• **Data extract**:
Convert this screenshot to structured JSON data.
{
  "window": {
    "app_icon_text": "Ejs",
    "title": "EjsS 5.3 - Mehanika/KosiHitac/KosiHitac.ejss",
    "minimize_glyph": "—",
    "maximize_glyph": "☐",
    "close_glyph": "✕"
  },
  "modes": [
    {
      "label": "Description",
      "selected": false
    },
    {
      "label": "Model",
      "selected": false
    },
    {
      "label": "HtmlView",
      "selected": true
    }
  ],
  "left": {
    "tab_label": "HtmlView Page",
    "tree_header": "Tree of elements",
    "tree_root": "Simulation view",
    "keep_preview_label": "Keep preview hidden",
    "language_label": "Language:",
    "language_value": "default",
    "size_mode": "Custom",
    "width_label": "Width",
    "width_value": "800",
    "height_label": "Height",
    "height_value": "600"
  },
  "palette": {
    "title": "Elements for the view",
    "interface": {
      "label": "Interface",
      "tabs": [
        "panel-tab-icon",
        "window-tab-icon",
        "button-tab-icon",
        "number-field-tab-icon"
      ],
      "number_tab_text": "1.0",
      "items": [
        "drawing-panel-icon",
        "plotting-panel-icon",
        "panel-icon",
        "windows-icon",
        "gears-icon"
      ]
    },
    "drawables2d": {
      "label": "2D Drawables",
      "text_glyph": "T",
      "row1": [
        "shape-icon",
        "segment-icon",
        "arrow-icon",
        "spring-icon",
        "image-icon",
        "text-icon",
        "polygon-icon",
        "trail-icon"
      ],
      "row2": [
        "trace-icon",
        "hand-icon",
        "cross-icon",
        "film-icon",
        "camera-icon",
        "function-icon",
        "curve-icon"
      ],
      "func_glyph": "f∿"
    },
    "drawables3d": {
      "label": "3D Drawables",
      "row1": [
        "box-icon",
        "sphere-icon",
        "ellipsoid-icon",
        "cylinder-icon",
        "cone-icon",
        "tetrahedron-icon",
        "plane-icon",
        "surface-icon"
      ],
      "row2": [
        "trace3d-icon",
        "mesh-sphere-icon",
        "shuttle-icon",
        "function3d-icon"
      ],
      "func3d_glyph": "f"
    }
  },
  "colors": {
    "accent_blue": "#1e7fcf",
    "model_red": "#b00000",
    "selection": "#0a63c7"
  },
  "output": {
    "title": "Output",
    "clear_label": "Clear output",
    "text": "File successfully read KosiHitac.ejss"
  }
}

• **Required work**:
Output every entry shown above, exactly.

• **Answer to the exercise**:
Convert this screenshot to structured JSON data.
{
  "window": {
    "app_icon_text": "Ejs",
    "title": "EjsS 5.3 - Mehanika/KosiHitac/KosiHitac.ejss",
    "minimize_glyph": "—",
    "maximize_glyph": "☐",
    "close_glyph": "✕"
  },
  "modes": [
    {
      "label": "Description",
      "selected": false
    },
    {
      "label": "Model",
      "selected": false
    },
    {
      "label": "HtmlView",
      "selected": true
    }
  ],
  "left": {
    "tab_label": "HtmlView Page",
    "tree_header": "Tree of elements",
    "tree_root": "Simulation view",
    "keep_preview_label": "Keep preview hidden",
    "language_label": "Language:",
    "language_value": "default",
    "size_mode": "Custom",
    "width_label": "Width",
    "width_value": "800",
    "height_label": "Height",
    "height_value": "600"
  },
  "palette": {
    "title": "Elements for the view",
    "interface": {
      "label": "Interface",
      "tabs": [
        "panel-tab-icon",
        "window-tab-icon",
        "button-tab-icon",
        "number-field-tab-icon"
      ],
      "number_tab_text": "1.0",
      "items": [
        "drawing-panel-icon",
        "plotting-panel-icon",
        "panel-icon",
        "windows-icon",
        "gears-icon"
      ]
    },
    "drawables2d": {
      "label": "2D Drawables",
      "text_glyph": "T",
      "row1": [
        "shape-icon",
        "segment-icon",
        "arrow-icon",
        "spring-icon",
        "image-icon",
        "text-icon",
        "polygon-icon",
        "trail-icon"
      ],
      "row2": [
        "trace-icon",
        "hand-icon",
        "cross-icon",
        "film-icon",
        "camera-icon",
        "function-icon",
        "curve-icon"
      ],
      "func_glyph": "f∿"
    },
    "drawables3d": {
      "label": "3D Drawables",
      "row1": [
        "box-icon",
        "sphere-icon",
        "ellipsoid-icon",
        "cylinder-icon",
        "cone-icon",
        "tetrahedron-icon",
        "plane-icon",
        "surface-icon"
      ],
      "row2": [
        "trace3d-icon",
        "mesh-sphere-icon",
        "shuttle-icon",
        "function3d-icon"
      ],
      "func3d_glyph": "f"
    }
  },
  "colors": {
    "accent_blue": "#1e7fcf",
    "model_red": "#b00000",
    "selection": "#0a63c7"
  },
  "output": {
    "title": "Output",
    "clear_label": "Clear output",
    "text": "File successfully read KosiHitac.ejss"
  }
}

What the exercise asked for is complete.